With disturbing regularity, this medieval conviction surfaces every time there is trouble in the Middle East. Yet until the 20th century, Islam was a far more tolerant and peaceful faith than Christianity. The Qur'an strictly forbids any coercion in religion and regards all rightly guided religion as coming from God; and despite the western belief to the contrary, Muslims did not impose their faith by the sword.

The early conquests in Persia and Byzantium after the Prophet's death were inspired by political rather than religious aspirations. Until the middle of the eighth century, Jews and Christians in the Muslim empire were actively discouraged from conversion to Islam, as, according to Qur'anic teaching, they had received authentic revelations of their own. The extremism and intolerance that have surfaced in the Muslim world in our own day are a response to intractable political problems - oil, Palestine, the occupation of Muslim lands, the prevelance of authoritarian regimes in the Middle East, and the west's perceived "double standards" - and not to an ingrained religious imperative.

But the old myth of Islam as a chronically violent faith persists, and surfaces at the most inappropriate moments. As one of the received ideas of the west, it seems well-nigh impossible to eradicate. Indeed, we may even be strengthening it by falling back into our old habits of projection. As we see the violence - in Iraq, Palestine, Lebanon - for which we bear a measure of responsibility, there is a temptation, perhaps, to blame it all on "Islam". But if we are feeding our prejudice in this way, we do so at our peril.


Senior Israeli security official says that army was unprepared for Lebanon war, The Associated Press

There was not enough coordination between ground and air forces in large part because the branches had different intelligence information, the official said. The maps used by the ground forces were from 2000, while the air force had maps from this year, he said.

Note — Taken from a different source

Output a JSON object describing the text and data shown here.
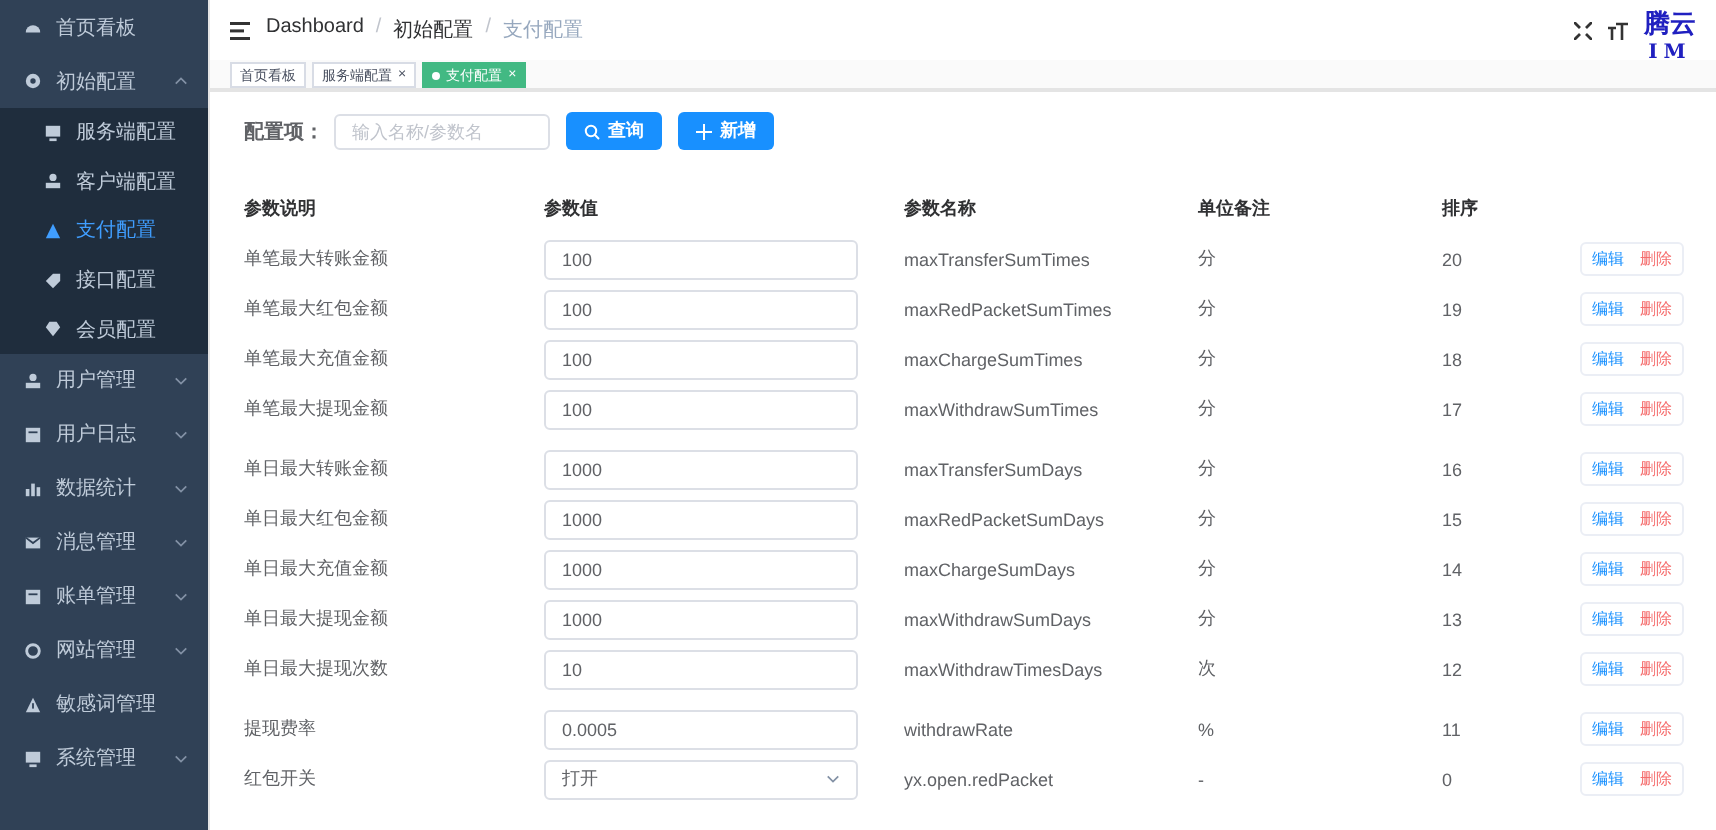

Ok, so Israeli "intelligence" needs revisiting, but what - the IAF couldn't have run their "maps from this year" through a photocopier to share with the IDF? This one just isn't gonna fly.

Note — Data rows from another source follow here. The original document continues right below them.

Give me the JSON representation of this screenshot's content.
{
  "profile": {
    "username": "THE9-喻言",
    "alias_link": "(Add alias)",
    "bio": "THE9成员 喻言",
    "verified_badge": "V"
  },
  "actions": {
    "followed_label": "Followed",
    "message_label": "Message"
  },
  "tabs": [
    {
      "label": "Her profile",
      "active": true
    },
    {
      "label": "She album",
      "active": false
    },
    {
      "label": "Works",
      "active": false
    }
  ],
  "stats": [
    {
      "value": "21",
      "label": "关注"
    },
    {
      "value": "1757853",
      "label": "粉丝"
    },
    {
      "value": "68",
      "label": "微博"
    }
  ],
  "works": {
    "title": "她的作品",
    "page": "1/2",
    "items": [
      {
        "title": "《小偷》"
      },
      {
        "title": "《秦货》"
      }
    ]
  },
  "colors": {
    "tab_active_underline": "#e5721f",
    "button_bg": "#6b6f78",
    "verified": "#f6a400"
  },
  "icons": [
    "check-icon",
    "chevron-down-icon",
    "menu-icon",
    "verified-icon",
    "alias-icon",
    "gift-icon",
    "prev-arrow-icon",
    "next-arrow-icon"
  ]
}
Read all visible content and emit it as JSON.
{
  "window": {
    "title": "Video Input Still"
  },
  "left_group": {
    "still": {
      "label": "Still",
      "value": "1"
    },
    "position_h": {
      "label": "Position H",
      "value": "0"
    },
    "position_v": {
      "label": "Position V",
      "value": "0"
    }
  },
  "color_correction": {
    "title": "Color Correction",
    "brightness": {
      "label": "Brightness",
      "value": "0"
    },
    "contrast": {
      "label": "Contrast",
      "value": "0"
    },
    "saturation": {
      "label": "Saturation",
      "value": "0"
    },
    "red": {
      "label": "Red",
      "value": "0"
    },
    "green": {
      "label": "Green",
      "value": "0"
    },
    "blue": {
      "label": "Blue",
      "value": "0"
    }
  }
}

Byblos, Tyre, & Baalbeck - people don't know what they're missing.

Damascus official: Syria losing patience with Israel

Weighing Israel's way of war

By RAMESH THAKUR, Special to The Japan Times

To say that both sides must share blame in any conflict does not imply that both are equally to blame...

Peter Bouckaert, emergencies director of the New York-based Human Rights Watch, investigated a number of Israeli strikes on civilian targets. He concluded that "time after time" Israel "hit civilian homes and cars in the southern border zone, killing dozens of people with no evidence of any military objective." Consequently, he says, "Israel's claims about pinpoint strikes and proportionate responses are pure fantasy. Israel is prefabricating excuses to justify killing civilians."

Human Rights Watch concluded that, at best, Israel had blurred the distinction between civilian and combatant. At worst, "The pattern of attacks during the Israeli offensive in Lebanon suggests that the failures cannot be explained or dismissed as mere accidents; the extent of the pattern and the seriousness of the consequences indicate the commission of war crimes."

U.N. Secretary General Kofi Annan, too, placed the attack on Qana in the context of "a pattern of violations of international law, including international humanitarian law and international human rights law, committed during the current hostilities." Isolated and occasional operational errors and accidental mistakes are one thing; a systematic pattern suggests possible war crimes...

BBC: Israel charges Hezbollah fighters

Merkel is pushing it

AP: Nonaligned nations slam Israel, US; support Iran

Sunday, September 17, 2006

I had to repost this one

"We've learned from previous wars that the government will steal and we won't see anything"

Second earthquake in Israel